▸ **Entries provided**:
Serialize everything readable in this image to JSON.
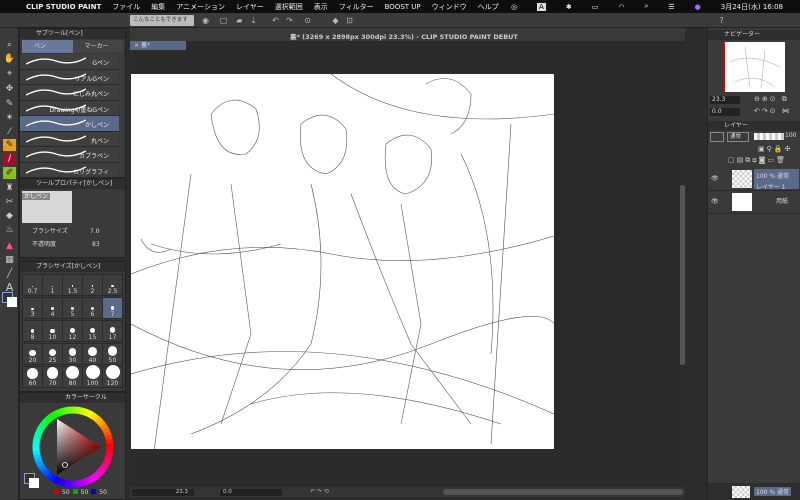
{
  "menubar": {
    "app": "CLIP STUDIO PAINT",
    "items": [
      "ファイル",
      "編集",
      "アニメーション",
      "レイヤー",
      "選択範囲",
      "表示",
      "フィルター",
      "BOOST UP",
      "ウィンドウ",
      "ヘルプ"
    ],
    "clock": "3月24日(水) 16:08",
    "input_indicator": "A"
  },
  "toolbar": {
    "hint": "こんなこともできます"
  },
  "document": {
    "tab": "裏*",
    "title": "裏* (3269 x 2898px 300dpi 23.3%)  - CLIP STUDIO PAINT DEBUT"
  },
  "subtool": {
    "title": "サブツール[ペン]",
    "tabs": [
      "ペン",
      "マーカー"
    ],
    "brushes": [
      "Gペン",
      "リアルGペン",
      "にじみ丸ペン",
      "Drawing4/重ねGペン",
      "かしペン",
      "丸ペン",
      "カブラペン",
      "カリグラフィ"
    ],
    "selected": 4
  },
  "toolprop": {
    "title": "ツールプロパティ[かしペン]",
    "preview_label": "かしペン",
    "brush_size_label": "ブラシサイズ",
    "brush_size": "7.0",
    "opacity_label": "不透明度",
    "opacity": "83"
  },
  "brushsize": {
    "title": "ブラシサイズ[かしペン]",
    "sizes": [
      "0.7",
      "1",
      "1.5",
      "2",
      "2.5",
      "3",
      "4",
      "5",
      "6",
      "7",
      "8",
      "10",
      "12",
      "15",
      "17",
      "20",
      "25",
      "30",
      "40",
      "50",
      "60",
      "70",
      "80",
      "100",
      "120"
    ],
    "selected": "7"
  },
  "colorcircle": {
    "title": "カラーサークル",
    "r": "50",
    "g": "50",
    "b": "50",
    "colors": {
      "main": "#333333",
      "sub": "#ffffff"
    }
  },
  "navigator": {
    "title": "ナビゲーター",
    "zoom": "23.3",
    "rotation": "0.0"
  },
  "layers": {
    "title": "レイヤー",
    "blend": "通常",
    "opacity": "100",
    "items": [
      {
        "mode": "100 % 通常",
        "name": "レイヤー 1",
        "selected": true
      },
      {
        "mode": "",
        "name": "用紙",
        "selected": false
      }
    ]
  },
  "bottom": {
    "zoom": "23.3",
    "rotation": "0.0",
    "layer_mode": "100 % 通常"
  },
  "accent": "#5a6a8a"
}
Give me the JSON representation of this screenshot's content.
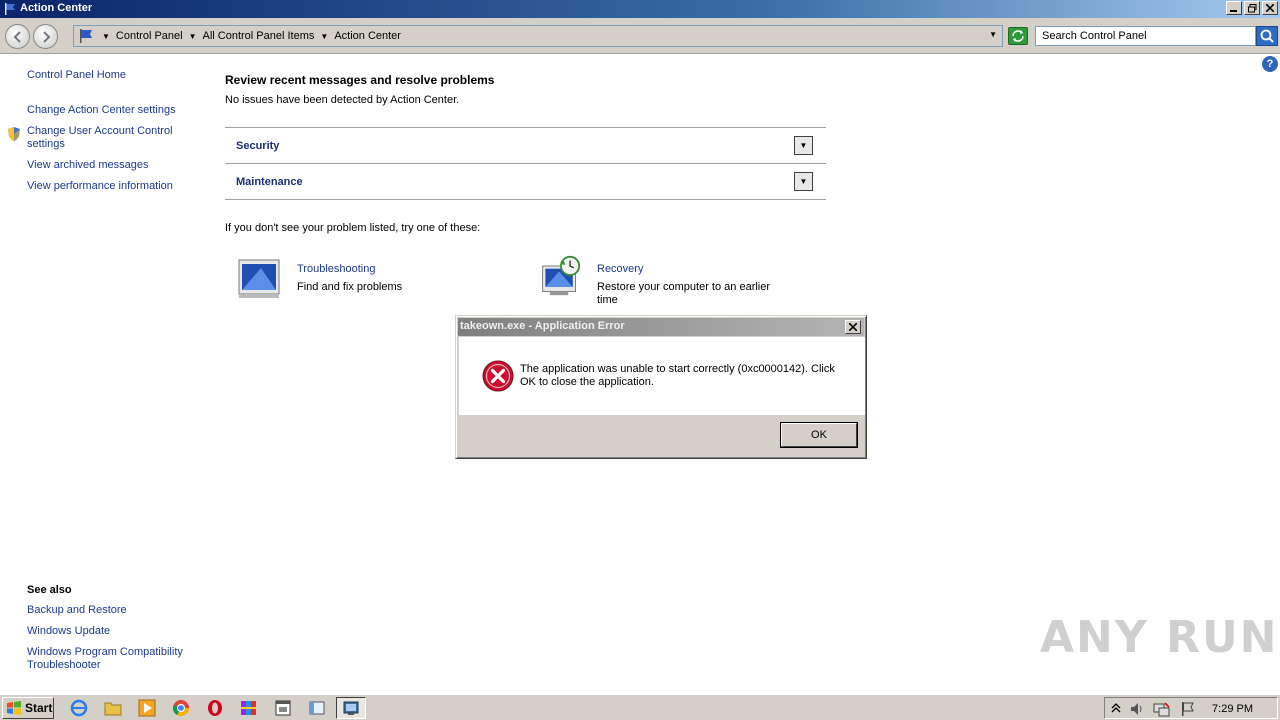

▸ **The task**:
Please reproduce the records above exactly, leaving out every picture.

▸ **Output below**:
Serialize everything readable in this image to JSON.
{
  "menubar": {
    "app": "CLIP STUDIO PAINT",
    "items": [
      "ファイル",
      "編集",
      "アニメーション",
      "レイヤー",
      "選択範囲",
      "表示",
      "フィルター",
      "BOOST UP",
      "ウィンドウ",
      "ヘルプ"
    ],
    "clock": "3月24日(水) 16:08",
    "input_indicator": "A"
  },
  "toolbar": {
    "hint": "こんなこともできます"
  },
  "document": {
    "tab": "裏*",
    "title": "裏* (3269 x 2898px 300dpi 23.3%)  - CLIP STUDIO PAINT DEBUT"
  },
  "subtool": {
    "title": "サブツール[ペン]",
    "tabs": [
      "ペン",
      "マーカー"
    ],
    "brushes": [
      "Gペン",
      "リアルGペン",
      "にじみ丸ペン",
      "Drawing4/重ねGペン",
      "かしペン",
      "丸ペン",
      "カブラペン",
      "カリグラフィ"
    ],
    "selected": 4
  },
  "toolprop": {
    "title": "ツールプロパティ[かしペン]",
    "preview_label": "かしペン",
    "brush_size_label": "ブラシサイズ",
    "brush_size": "7.0",
    "opacity_label": "不透明度",
    "opacity": "83"
  },
  "brushsize": {
    "title": "ブラシサイズ[かしペン]",
    "sizes": [
      "0.7",
      "1",
      "1.5",
      "2",
      "2.5",
      "3",
      "4",
      "5",
      "6",
      "7",
      "8",
      "10",
      "12",
      "15",
      "17",
      "20",
      "25",
      "30",
      "40",
      "50",
      "60",
      "70",
      "80",
      "100",
      "120"
    ],
    "selected": "7"
  },
  "colorcircle": {
    "title": "カラーサークル",
    "r": "50",
    "g": "50",
    "b": "50",
    "colors": {
      "main": "#333333",
      "sub": "#ffffff"
    }
  },
  "navigator": {
    "title": "ナビゲーター",
    "zoom": "23.3",
    "rotation": "0.0"
  },
  "layers": {
    "title": "レイヤー",
    "blend": "通常",
    "opacity": "100",
    "items": [
      {
        "mode": "100 % 通常",
        "name": "レイヤー 1",
        "selected": true
      },
      {
        "mode": "",
        "name": "用紙",
        "selected": false
      }
    ]
  },
  "bottom": {
    "zoom": "23.3",
    "rotation": "0.0",
    "layer_mode": "100 % 通常"
  },
  "accent": "#5a6a8a"
}
Give me the JSON representation of this screenshot's content.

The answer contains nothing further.